The new logo, shown below, is heavily inspired by the original, hand-drawn design rolled out in 1912. The elephant chair in the center sits atop a pair of tusks and is surrounded by a stylized depiction of wheels and spokes.
There are actually three types of logos: icons, logotypes, and combination marks. Examples of icons include the logos for Apple, Shell and Nike. Logotypes, also called wordmarks, generally use a custom-designed font to render the company name. Well known examples include Ford, Disney and CNN. Combination marks, such as those used by McDonald's and Starbucks, combine text with an icon.

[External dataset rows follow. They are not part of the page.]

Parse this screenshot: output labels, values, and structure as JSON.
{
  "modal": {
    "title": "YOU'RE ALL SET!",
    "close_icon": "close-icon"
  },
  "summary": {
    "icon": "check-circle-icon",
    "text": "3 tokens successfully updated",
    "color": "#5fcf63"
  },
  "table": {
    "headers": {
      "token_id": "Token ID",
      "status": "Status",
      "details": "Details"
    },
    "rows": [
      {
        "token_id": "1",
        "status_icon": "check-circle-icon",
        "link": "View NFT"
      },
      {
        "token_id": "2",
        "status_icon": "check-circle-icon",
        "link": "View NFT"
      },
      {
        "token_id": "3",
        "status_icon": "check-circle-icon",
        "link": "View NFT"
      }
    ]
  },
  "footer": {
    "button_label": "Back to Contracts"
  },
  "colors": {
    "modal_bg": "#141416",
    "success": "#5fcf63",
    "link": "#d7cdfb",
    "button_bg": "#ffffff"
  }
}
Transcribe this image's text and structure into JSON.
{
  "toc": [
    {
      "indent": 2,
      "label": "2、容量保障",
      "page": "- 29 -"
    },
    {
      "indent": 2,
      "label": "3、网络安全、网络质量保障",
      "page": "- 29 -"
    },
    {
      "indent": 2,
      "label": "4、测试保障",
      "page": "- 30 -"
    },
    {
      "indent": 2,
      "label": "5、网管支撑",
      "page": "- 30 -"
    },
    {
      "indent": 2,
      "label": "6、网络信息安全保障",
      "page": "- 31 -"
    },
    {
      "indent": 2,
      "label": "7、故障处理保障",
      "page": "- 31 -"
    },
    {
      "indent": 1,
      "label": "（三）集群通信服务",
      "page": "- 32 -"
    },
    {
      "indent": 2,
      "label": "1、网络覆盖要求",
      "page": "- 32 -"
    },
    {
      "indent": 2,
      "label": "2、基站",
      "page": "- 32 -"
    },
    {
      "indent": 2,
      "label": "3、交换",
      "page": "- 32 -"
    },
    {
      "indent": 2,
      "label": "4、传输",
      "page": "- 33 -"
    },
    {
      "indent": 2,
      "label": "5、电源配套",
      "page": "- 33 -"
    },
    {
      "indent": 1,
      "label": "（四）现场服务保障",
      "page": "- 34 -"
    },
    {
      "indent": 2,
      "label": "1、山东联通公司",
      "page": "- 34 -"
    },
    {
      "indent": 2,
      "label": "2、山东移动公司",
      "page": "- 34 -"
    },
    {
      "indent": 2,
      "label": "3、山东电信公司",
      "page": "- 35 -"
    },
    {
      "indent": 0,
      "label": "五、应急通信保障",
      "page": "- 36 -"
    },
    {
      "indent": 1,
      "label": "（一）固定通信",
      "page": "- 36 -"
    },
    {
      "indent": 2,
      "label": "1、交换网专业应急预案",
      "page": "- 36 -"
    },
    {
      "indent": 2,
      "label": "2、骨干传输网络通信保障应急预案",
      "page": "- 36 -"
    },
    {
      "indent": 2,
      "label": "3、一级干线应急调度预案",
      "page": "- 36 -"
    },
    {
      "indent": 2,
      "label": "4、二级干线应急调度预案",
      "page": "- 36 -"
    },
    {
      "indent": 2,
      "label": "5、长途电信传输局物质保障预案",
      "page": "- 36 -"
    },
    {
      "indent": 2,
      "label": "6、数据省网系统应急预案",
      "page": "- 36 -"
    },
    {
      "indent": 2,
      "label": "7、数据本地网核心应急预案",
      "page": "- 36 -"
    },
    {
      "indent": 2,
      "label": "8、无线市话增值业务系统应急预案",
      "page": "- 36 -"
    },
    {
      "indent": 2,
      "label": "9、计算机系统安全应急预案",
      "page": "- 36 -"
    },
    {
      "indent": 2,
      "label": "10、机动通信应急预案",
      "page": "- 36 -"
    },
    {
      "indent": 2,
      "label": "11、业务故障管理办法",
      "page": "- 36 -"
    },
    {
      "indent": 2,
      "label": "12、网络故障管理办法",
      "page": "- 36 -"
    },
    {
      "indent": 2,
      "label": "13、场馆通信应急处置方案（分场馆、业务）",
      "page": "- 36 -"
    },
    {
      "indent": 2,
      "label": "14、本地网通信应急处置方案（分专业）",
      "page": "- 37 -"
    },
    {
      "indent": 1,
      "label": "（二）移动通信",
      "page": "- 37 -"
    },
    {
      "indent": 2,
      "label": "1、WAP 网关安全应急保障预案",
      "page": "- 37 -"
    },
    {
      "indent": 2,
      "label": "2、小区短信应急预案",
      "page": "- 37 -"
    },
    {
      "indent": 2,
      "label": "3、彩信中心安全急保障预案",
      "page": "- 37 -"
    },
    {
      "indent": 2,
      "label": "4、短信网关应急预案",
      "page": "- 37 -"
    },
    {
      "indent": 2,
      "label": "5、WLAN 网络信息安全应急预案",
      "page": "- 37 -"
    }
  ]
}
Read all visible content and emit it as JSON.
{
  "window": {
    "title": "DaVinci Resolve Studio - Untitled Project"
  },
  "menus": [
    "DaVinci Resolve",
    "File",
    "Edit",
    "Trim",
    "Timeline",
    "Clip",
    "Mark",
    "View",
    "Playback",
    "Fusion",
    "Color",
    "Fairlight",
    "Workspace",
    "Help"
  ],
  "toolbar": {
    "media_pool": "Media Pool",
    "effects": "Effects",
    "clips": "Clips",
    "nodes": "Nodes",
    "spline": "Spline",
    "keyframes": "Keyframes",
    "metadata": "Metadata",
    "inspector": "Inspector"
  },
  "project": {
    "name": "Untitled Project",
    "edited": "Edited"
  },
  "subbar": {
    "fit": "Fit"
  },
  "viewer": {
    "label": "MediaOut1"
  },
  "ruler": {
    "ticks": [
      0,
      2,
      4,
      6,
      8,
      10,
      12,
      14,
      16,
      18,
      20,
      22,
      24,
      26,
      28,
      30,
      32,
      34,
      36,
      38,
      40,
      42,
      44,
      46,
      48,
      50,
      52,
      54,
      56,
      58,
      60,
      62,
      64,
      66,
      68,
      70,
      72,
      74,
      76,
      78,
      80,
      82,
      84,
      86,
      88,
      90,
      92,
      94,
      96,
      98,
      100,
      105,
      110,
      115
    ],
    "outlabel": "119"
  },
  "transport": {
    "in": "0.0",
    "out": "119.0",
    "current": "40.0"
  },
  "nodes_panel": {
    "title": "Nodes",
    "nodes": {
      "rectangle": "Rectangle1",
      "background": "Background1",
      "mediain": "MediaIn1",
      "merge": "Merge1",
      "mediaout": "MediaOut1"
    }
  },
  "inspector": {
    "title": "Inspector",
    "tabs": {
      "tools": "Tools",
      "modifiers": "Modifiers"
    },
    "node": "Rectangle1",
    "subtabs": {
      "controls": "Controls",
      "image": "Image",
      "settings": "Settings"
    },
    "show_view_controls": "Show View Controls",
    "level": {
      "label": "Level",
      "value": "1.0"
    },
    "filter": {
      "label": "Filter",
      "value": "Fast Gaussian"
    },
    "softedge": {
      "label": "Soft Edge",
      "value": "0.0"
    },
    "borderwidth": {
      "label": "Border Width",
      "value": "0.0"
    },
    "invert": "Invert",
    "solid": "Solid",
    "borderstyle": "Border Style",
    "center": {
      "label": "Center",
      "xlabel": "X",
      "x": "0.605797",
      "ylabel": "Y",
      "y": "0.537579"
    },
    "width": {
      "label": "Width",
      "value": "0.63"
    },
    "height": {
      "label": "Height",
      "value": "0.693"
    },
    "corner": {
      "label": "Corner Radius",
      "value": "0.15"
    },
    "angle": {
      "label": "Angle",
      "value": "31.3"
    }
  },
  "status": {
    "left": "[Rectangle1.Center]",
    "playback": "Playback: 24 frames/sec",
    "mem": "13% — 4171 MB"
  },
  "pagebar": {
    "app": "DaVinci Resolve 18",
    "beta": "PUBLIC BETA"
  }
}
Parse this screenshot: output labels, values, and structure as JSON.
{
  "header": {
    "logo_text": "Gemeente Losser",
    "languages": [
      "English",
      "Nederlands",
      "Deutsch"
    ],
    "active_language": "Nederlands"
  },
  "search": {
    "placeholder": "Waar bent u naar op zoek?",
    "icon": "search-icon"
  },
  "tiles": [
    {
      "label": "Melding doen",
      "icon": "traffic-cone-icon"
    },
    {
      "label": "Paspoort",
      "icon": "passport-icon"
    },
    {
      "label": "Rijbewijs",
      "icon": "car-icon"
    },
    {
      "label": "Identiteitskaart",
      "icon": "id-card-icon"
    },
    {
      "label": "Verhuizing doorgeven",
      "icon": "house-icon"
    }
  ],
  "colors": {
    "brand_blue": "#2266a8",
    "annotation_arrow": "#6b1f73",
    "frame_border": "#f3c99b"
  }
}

The sample below is one of several I made during the course of this project. The elephant chair in the center is correct, but the rings surrounding it need refining and the decorative elements are a bit basic. Note how the Thai-language font is more condensed than in the final version.
Shown below is the first sample I made. It's derived from a photo I took of the 1912 logo on the side of a DOH van. This sample not only made me more aware of the design elements employed in the original logo, it also helped communicate their importance and intent. As I saw things, there was an attempt here to capture the burgeoning automobile industry and depict it with wheels, tyres and spokes.
Just a year after this logo was designed, the world's first mass-produced vehicle, the Model T Ford, was rolled out on a moving assembly line in Detroit. It revolutionized the industry and changed forever the way we travel.